Items from an interface collection ▸
────────────────

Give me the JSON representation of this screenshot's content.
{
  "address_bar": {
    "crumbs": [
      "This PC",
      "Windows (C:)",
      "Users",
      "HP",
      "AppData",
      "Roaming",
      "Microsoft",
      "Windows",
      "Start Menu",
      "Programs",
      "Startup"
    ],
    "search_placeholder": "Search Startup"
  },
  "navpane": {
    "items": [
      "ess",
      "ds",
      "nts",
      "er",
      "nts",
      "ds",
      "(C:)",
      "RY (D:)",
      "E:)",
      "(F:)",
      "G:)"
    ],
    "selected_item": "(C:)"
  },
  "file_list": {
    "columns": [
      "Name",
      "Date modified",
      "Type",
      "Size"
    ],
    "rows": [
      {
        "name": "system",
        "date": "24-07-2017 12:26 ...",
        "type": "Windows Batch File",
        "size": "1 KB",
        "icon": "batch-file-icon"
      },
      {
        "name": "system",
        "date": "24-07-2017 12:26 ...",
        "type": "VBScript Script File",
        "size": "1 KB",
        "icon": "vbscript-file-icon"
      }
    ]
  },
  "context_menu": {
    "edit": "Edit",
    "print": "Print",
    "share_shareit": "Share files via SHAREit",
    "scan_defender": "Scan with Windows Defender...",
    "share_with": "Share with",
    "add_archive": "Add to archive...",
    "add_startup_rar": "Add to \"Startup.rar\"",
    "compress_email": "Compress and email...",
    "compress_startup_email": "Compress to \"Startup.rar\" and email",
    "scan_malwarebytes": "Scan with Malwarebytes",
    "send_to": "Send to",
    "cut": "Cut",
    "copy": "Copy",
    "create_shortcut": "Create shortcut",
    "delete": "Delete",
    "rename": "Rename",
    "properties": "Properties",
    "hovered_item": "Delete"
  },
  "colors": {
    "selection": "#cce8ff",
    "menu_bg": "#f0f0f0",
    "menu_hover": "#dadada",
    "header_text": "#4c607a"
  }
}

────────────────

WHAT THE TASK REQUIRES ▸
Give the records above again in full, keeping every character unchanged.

ANSWER SPACE ▸
Give me the JSON representation of this screenshot's content.
{
  "address_bar": {
    "crumbs": [
      "This PC",
      "Windows (C:)",
      "Users",
      "HP",
      "AppData",
      "Roaming",
      "Microsoft",
      "Windows",
      "Start Menu",
      "Programs",
      "Startup"
    ],
    "search_placeholder": "Search Startup"
  },
  "navpane": {
    "items": [
      "ess",
      "ds",
      "nts",
      "er",
      "nts",
      "ds",
      "(C:)",
      "RY (D:)",
      "E:)",
      "(F:)",
      "G:)"
    ],
    "selected_item": "(C:)"
  },
  "file_list": {
    "columns": [
      "Name",
      "Date modified",
      "Type",
      "Size"
    ],
    "rows": [
      {
        "name": "system",
        "date": "24-07-2017 12:26 ...",
        "type": "Windows Batch File",
        "size": "1 KB",
        "icon": "batch-file-icon"
      },
      {
        "name": "system",
        "date": "24-07-2017 12:26 ...",
        "type": "VBScript Script File",
        "size": "1 KB",
        "icon": "vbscript-file-icon"
      }
    ]
  },
  "context_menu": {
    "edit": "Edit",
    "print": "Print",
    "share_shareit": "Share files via SHAREit",
    "scan_defender": "Scan with Windows Defender...",
    "share_with": "Share with",
    "add_archive": "Add to archive...",
    "add_startup_rar": "Add to \"Startup.rar\"",
    "compress_email": "Compress and email...",
    "compress_startup_email": "Compress to \"Startup.rar\" and email",
    "scan_malwarebytes": "Scan with Malwarebytes",
    "send_to": "Send to",
    "cut": "Cut",
    "copy": "Copy",
    "create_shortcut": "Create shortcut",
    "delete": "Delete",
    "rename": "Rename",
    "properties": "Properties",
    "hovered_item": "Delete"
  },
  "colors": {
    "selection": "#cce8ff",
    "menu_bg": "#f0f0f0",
    "menu_hover": "#dadada",
    "header_text": "#4c607a"
  }
}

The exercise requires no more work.